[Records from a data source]
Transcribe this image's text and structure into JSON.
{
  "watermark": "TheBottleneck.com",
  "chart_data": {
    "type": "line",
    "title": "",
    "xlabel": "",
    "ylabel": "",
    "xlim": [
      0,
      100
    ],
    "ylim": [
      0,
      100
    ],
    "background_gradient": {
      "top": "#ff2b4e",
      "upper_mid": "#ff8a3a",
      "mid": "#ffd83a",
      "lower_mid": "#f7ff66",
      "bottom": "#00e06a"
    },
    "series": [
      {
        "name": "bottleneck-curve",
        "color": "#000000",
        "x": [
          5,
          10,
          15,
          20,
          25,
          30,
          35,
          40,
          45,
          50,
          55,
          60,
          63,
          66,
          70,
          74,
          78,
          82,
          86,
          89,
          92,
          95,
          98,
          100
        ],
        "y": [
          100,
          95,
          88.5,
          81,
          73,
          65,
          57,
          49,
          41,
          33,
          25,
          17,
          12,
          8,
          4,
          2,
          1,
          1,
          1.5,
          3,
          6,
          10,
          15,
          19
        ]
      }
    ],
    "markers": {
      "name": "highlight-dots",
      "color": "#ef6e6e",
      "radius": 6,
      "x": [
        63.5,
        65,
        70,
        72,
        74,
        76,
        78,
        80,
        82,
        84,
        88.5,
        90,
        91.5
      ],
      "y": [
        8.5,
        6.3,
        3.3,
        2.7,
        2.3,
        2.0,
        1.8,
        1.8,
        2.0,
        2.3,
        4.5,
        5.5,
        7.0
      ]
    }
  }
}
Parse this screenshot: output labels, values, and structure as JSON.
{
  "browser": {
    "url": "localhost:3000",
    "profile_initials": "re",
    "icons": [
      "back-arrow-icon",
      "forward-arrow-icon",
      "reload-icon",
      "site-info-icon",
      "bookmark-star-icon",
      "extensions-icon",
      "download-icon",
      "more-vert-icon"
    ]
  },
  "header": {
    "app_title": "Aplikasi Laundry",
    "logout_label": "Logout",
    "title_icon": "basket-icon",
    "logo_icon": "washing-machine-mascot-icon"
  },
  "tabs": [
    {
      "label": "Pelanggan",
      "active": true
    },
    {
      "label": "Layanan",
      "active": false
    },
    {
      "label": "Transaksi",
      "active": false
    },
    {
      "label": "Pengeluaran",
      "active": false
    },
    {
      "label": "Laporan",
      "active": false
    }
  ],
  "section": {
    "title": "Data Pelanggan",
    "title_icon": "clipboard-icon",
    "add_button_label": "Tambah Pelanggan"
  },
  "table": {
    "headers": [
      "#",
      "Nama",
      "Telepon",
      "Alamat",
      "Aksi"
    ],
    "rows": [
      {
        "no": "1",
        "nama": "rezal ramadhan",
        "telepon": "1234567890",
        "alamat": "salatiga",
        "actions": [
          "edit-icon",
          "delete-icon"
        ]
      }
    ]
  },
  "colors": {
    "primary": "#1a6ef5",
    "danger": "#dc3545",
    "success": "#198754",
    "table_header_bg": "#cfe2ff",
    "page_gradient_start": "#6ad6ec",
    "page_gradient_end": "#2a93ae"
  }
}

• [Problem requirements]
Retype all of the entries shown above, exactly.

• [Solution]
Transcribe this image's text and structure into JSON.
{
  "watermark": "TheBottleneck.com",
  "chart_data": {
    "type": "line",
    "title": "",
    "xlabel": "",
    "ylabel": "",
    "xlim": [
      0,
      100
    ],
    "ylim": [
      0,
      100
    ],
    "background_gradient": {
      "top": "#ff2b4e",
      "upper_mid": "#ff8a3a",
      "mid": "#ffd83a",
      "lower_mid": "#f7ff66",
      "bottom": "#00e06a"
    },
    "series": [
      {
        "name": "bottleneck-curve",
        "color": "#000000",
        "x": [
          5,
          10,
          15,
          20,
          25,
          30,
          35,
          40,
          45,
          50,
          55,
          60,
          63,
          66,
          70,
          74,
          78,
          82,
          86,
          89,
          92,
          95,
          98,
          100
        ],
        "y": [
          100,
          95,
          88.5,
          81,
          73,
          65,
          57,
          49,
          41,
          33,
          25,
          17,
          12,
          8,
          4,
          2,
          1,
          1,
          1.5,
          3,
          6,
          10,
          15,
          19
        ]
      }
    ],
    "markers": {
      "name": "highlight-dots",
      "color": "#ef6e6e",
      "radius": 6,
      "x": [
        63.5,
        65,
        70,
        72,
        74,
        76,
        78,
        80,
        82,
        84,
        88.5,
        90,
        91.5
      ],
      "y": [
        8.5,
        6.3,
        3.3,
        2.7,
        2.3,
        2.0,
        1.8,
        1.8,
        2.0,
        2.3,
        4.5,
        5.5,
        7.0
      ]
    }
  }
}
Parse this screenshot: output labels, values, and structure as JSON.
{
  "browser": {
    "url": "localhost:3000",
    "profile_initials": "re",
    "icons": [
      "back-arrow-icon",
      "forward-arrow-icon",
      "reload-icon",
      "site-info-icon",
      "bookmark-star-icon",
      "extensions-icon",
      "download-icon",
      "more-vert-icon"
    ]
  },
  "header": {
    "app_title": "Aplikasi Laundry",
    "logout_label": "Logout",
    "title_icon": "basket-icon",
    "logo_icon": "washing-machine-mascot-icon"
  },
  "tabs": [
    {
      "label": "Pelanggan",
      "active": true
    },
    {
      "label": "Layanan",
      "active": false
    },
    {
      "label": "Transaksi",
      "active": false
    },
    {
      "label": "Pengeluaran",
      "active": false
    },
    {
      "label": "Laporan",
      "active": false
    }
  ],
  "section": {
    "title": "Data Pelanggan",
    "title_icon": "clipboard-icon",
    "add_button_label": "Tambah Pelanggan"
  },
  "table": {
    "headers": [
      "#",
      "Nama",
      "Telepon",
      "Alamat",
      "Aksi"
    ],
    "rows": [
      {
        "no": "1",
        "nama": "rezal ramadhan",
        "telepon": "1234567890",
        "alamat": "salatiga",
        "actions": [
          "edit-icon",
          "delete-icon"
        ]
      }
    ]
  },
  "colors": {
    "primary": "#1a6ef5",
    "danger": "#dc3545",
    "success": "#198754",
    "table_header_bg": "#cfe2ff",
    "page_gradient_start": "#6ad6ec",
    "page_gradient_end": "#2a93ae"
  }
}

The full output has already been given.